OR WAIT null SECS
Purchasers, manufacturers explore new pricing models
As the cost of specialty drugs surges-and even prices for generics have risen-purchasers are working closely with manufacturers to sort out new ways to pay for certain medications.
“Most everyone agrees that drug pricing is an issue that has been exacerbated by specialty drugs entering the market at very high price points when most are thinking in terms of traditional branded chemical drugs,” says Randy Vogenberg, PhD, principal, the Institute for Integrated Healthcare in Greenville, South Carolina.
An emerging model
Novartis’ new drug for treating heart failure, Entresto, is an example of a medication ripe for performance-based pricing. A double-blind, random trial with 8,442 adults revealed a lower rate of death from cardiovascular causes (Entresto, 21.8% vs. 26.5% for enalapril) and a relative risk reduction in hospitalizations for heart failure of 21% for those taking Entresto as compared to enalapril, a generic ACE inhibitor and common treatment for high blood pressure and congestive heart failure. The trial ended early after a median follow-up of 27 months because Entresto had indicated significant risk reduction in death at that point, according to an article in the Sept. 11, 2014 issue of The New England Journal of Medicine. Enalapril costs far less than Entresto, which is pinned at $12.50 per patient per day.
Novartis has been batting around some ideas for a performance-based pricing model to ensure there is less sticker shock for the new drug-offering upfront discounts with bonus payments later if Entresto lives up to its promise of fewer hospitalizations and lower associated costs, according to recent news articles.
Novartis might also add on services, such as developing a remote monitoring device to be used in the home to measure patient status before hospitalization becomes necessary.
“We have reached out to payers to discuss potential contracting models linked to approved clinical outcomes as outlined in the U.S. prescribing information for Entresto. Some payers have shown interest, and we are proceeding with further evaluation to ascertain an appropriate and mutually agreeable contract framework,” according to the company. “Novartis wants to be part of the solution by advancing outcomes-based contracting on Entresto."
Indication-specific drug pricing
Sometimes a drug designed to treat two different conditions proves to be more effective for one indication over another. That is one impetus behind Express Scripts’ decision to deploy a performance-based pricing model for certain drugs. Tarceva (Roche Holding AG and Astellas Pharma Inc.), a drug indicated to treat both lung and pancreatic cancer, is its first test case.
Express Scripts found that using Tarceva for lung cancer resulted in an average 5.2 months longer survival rate versus chemotherapy; however, results of the effect of Tarceva on pancreatic cancer indicated that the survival rate of these patients only increased by two weeks versus a placebo.
Steve Miller, MD, chief medical officer, Express Scripts, says the cost of the drug for pancreatic cancer should be lower than for patients with lung cancer. He calls the approach “indication-specific pricing”-paying claims based on the indication for which the medication is used.

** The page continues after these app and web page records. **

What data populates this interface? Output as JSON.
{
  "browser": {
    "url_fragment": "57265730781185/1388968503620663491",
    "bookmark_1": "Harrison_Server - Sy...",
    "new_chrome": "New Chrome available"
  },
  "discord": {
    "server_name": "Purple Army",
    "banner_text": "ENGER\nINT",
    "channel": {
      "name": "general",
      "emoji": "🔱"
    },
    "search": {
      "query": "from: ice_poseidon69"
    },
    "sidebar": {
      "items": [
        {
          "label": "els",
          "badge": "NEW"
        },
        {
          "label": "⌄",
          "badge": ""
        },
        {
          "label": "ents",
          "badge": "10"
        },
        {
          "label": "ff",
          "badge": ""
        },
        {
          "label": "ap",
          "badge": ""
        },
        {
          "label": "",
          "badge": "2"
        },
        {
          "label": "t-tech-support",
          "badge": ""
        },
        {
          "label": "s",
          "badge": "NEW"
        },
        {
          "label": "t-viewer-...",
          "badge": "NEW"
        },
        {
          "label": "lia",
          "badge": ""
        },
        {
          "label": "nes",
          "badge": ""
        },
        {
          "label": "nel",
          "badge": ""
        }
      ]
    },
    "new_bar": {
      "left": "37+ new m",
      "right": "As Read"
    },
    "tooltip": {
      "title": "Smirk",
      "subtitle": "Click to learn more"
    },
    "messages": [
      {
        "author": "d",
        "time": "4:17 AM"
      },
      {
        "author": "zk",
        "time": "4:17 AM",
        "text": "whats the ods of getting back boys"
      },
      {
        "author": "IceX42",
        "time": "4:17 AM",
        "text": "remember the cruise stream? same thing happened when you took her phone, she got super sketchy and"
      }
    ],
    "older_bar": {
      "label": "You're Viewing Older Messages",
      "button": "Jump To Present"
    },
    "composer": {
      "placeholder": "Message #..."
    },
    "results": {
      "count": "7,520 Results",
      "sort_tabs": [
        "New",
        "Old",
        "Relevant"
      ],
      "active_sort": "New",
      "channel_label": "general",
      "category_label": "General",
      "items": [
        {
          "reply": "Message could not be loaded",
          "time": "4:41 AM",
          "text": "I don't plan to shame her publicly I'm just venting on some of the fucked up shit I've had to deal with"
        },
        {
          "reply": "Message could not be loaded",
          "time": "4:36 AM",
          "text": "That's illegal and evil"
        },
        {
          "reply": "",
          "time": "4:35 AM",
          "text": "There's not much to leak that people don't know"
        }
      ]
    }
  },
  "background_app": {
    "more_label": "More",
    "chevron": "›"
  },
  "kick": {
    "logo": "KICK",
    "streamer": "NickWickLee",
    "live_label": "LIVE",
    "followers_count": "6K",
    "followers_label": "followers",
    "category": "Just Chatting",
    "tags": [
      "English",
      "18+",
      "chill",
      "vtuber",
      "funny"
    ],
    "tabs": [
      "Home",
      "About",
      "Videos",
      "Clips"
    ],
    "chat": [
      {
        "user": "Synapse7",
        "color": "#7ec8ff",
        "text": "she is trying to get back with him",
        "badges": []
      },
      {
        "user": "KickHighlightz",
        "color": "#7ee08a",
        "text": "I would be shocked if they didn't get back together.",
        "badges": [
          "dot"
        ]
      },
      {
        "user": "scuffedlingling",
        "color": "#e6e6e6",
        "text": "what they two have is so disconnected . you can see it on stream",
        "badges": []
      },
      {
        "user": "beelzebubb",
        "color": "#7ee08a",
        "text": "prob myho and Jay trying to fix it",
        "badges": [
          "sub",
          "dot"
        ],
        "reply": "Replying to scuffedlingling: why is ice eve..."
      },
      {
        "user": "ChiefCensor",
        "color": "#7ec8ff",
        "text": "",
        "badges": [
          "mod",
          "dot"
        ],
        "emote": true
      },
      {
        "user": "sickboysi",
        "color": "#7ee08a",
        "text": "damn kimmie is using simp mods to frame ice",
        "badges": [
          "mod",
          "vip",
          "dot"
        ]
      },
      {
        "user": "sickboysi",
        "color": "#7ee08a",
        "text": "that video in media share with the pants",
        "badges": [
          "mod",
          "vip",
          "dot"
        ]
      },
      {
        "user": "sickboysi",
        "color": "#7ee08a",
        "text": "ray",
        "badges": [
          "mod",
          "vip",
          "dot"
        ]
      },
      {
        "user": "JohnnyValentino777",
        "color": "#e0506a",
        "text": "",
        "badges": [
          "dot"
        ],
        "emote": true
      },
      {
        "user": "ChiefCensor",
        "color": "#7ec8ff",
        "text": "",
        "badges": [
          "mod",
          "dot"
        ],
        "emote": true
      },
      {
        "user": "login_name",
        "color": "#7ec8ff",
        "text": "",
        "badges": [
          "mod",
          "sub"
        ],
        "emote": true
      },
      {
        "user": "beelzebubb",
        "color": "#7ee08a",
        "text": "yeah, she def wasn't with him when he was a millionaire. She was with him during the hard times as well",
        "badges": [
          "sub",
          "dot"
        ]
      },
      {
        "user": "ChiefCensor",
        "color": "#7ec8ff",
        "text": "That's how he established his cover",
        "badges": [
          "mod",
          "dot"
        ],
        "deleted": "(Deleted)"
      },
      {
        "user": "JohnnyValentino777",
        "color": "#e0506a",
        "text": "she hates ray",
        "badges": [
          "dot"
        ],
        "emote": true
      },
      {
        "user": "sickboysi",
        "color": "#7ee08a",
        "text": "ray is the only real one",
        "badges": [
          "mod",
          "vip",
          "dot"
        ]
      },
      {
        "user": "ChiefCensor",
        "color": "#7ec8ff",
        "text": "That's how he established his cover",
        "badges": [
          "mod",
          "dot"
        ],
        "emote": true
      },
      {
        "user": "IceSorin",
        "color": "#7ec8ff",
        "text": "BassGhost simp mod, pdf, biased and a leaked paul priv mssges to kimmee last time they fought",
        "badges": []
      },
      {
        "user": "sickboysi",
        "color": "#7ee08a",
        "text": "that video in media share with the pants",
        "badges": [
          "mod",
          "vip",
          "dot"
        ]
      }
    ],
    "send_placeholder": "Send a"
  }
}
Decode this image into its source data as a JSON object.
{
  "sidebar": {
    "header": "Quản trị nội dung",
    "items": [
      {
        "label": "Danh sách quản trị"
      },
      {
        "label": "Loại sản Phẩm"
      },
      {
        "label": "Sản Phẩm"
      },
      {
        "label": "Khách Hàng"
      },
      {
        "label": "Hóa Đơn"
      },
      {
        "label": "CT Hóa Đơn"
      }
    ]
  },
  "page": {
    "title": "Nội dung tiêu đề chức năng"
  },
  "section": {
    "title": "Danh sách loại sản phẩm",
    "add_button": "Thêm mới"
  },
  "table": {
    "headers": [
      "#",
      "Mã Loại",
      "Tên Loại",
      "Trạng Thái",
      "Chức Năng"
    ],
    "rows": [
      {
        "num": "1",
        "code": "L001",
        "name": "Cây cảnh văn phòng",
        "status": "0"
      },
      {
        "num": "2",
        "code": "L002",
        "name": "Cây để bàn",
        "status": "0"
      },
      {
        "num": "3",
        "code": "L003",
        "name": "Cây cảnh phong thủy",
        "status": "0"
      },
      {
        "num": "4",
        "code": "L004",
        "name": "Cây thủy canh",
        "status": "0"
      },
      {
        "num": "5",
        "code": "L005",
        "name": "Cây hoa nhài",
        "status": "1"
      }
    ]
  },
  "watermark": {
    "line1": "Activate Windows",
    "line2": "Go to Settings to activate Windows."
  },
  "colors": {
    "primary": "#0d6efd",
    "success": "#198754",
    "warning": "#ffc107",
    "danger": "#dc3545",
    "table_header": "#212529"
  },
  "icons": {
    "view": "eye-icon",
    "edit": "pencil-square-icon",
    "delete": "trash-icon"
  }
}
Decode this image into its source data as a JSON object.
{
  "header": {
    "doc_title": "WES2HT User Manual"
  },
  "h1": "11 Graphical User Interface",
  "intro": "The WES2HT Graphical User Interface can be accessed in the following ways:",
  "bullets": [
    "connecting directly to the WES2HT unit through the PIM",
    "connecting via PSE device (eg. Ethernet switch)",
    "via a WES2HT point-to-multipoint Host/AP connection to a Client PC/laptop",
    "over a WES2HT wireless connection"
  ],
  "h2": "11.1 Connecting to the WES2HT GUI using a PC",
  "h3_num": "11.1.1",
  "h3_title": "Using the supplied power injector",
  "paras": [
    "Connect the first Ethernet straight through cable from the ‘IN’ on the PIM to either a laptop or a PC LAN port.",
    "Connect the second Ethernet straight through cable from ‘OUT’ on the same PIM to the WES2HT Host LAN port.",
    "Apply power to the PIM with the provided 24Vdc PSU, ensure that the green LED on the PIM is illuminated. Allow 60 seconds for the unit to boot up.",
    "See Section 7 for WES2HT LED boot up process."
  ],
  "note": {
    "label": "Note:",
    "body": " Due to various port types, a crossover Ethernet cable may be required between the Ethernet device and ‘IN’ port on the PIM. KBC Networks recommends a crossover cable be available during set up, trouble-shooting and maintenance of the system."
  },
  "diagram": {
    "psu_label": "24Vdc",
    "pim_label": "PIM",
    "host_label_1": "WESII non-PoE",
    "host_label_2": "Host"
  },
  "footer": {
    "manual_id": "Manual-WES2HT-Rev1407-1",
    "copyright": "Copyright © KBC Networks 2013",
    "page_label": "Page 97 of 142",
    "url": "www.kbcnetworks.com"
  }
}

Miller notes that Express Scripts distinguishes between performance- and outcomes-based models, saying the latter allows little accountability for patients who choose not to take a drug or stop because of side effects, leading to more complicated pricing.
The PBM relies on the Center for Health Policy and Outcomes at Memorial Sloan Kettering Cancer Center, as well as on the Institute for Social and Economic Research, as independent third parties reviewing the economics of certain drugs.
“We walk a tightrope-trying to reward innovative drugs while ensuring that we keep the prices affordable for patients,” Miller says. “We don’t want to overpay for a drug that is only marginally better than an alternative.”
Miller anticipates extending the performance-based model to pricing other specialty drugs, such as those for multiple sclerosis and immunosuppressants.
Performance-based models could come in different flavors-basing prices on how well a drug reduces hospitalizations and readmissions, if it extends life or how well it performs against a competitive drug.
MartinThere’s another way to determine value, says Sarah Martin, vice president and senior pharmacy consultant, Lockton Benefit Group. A drug could be considered more valuable if it has fewer side effects and is easier to take or administer, Martin says.
“However value is defined, what matters most is that any cost savings associated with a PBM’s efforts to establish value-based or performance-based contracts with pharmaceutical manufacturers must trickle down to health plans, employers and the patients who ultimately bear the cost of the drug and are the beneficiaries of its value,” she adds.
Martin also believes that it is important to view cost and value holistically by paying attention to both medical and pharmacy costs.
“We’ll see a trend in the direction of performance-based models. Oncology is the biggest threat from a cost perspective when we consider drugs in the pipeline,” she says. “As a society, we will not be able to bear the costs unless the payment models are redefined. Most stakeholders in the PBM and pharmacy industry have incentives that aren't aligned with the ultimate payer, so these performance-based models could be an effective way to address those challenges, assuming the right models are developed.”